§ EXERCISE GOAL
Your response should contain each line of the data that includes "time".

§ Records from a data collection
——
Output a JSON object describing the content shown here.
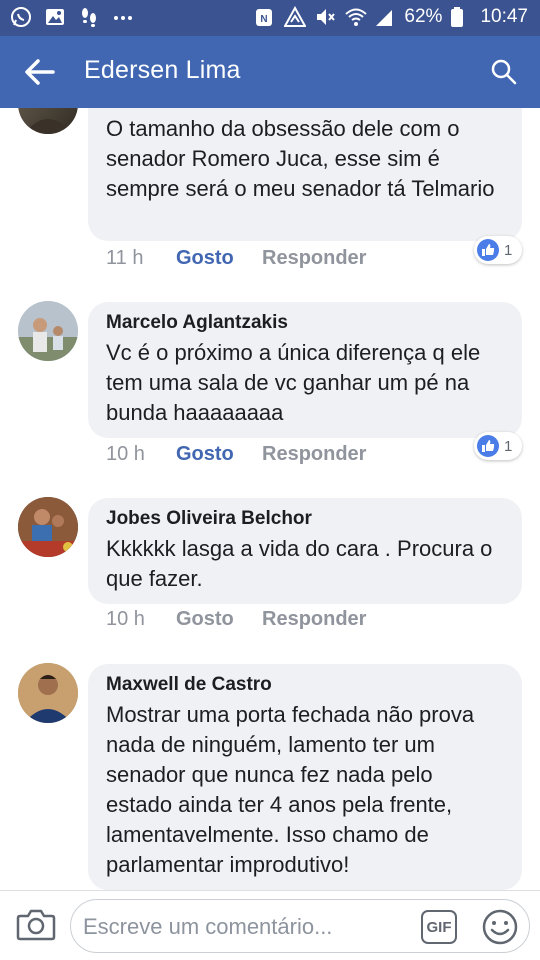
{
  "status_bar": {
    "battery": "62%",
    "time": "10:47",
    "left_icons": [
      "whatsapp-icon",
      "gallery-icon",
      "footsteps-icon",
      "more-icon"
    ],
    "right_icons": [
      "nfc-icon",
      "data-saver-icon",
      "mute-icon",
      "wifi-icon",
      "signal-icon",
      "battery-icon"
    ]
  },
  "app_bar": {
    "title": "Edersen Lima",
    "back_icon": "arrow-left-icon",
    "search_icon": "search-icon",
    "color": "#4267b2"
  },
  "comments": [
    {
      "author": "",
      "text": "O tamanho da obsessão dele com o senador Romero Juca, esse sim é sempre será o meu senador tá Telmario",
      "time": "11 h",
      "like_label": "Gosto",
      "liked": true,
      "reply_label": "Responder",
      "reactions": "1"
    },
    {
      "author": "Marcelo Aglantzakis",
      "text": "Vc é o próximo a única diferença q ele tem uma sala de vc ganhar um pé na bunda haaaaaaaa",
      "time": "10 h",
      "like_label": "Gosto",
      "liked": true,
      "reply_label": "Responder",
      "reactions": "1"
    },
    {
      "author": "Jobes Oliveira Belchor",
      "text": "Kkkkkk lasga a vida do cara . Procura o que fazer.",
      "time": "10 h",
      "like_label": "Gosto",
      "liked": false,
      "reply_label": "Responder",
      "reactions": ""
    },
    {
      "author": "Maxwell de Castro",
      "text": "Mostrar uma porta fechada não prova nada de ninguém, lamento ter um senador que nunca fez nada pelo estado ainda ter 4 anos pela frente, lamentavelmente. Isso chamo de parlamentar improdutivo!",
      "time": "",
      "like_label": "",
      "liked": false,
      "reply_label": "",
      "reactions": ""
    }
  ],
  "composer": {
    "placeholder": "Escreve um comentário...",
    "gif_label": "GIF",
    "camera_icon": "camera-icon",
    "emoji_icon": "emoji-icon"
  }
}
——
§ OUTPUT
    "time": "10:47",
      "time": "11 h",
      "time": "10 h",
      "time": "10 h",
      "time": "",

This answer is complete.